--- START ---
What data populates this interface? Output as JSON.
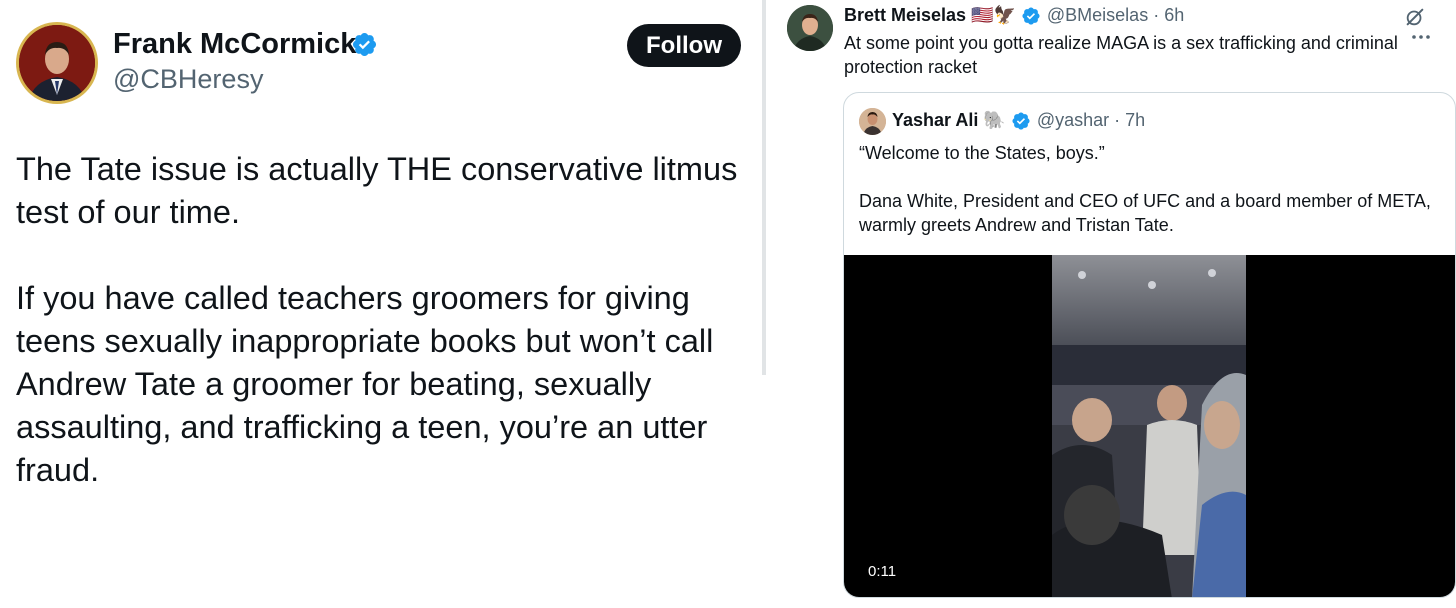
{
  "left_tweet": {
    "author_name": "Frank McCormick",
    "author_handle": "@CBHeresy",
    "follow_label": "Follow",
    "paragraph_1": "The Tate issue is actually THE conservative litmus test of our time.",
    "paragraph_2": "If you have called teachers groomers for giving teens sexually inappropriate books but won’t call Andrew Tate a groomer for beating, sexually assaulting, and trafficking a teen, you’re an utter fraud."
  },
  "right_tweet": {
    "author_name": "Brett Meiselas",
    "author_emojis": "🇺🇸🦅",
    "author_handle_time": "@BMeiselas · 6h",
    "text": "At some point you gotta realize MAGA is a sex trafficking and criminal protection racket",
    "quoted_tweet": {
      "author_name": "Yashar Ali",
      "author_emoji": "🐘",
      "author_handle_time": "@yashar · 7h",
      "line_1": "“Welcome to the States, boys.”",
      "line_2": "Dana White, President and CEO of UFC and a board member of META, warmly greets Andrew and Tristan Tate.",
      "video_duration": "0:11"
    }
  },
  "colors": {
    "verified_blue": "#1d9bf0",
    "text_primary": "#0f1419",
    "text_secondary": "#536471",
    "follow_button_bg": "#0f1419"
  },
  "icons": [
    "verified-badge-icon",
    "grok-icon",
    "more-options-icon"
  ]
}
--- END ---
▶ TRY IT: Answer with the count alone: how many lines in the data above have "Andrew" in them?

▶ RESPONSE BELOW: 2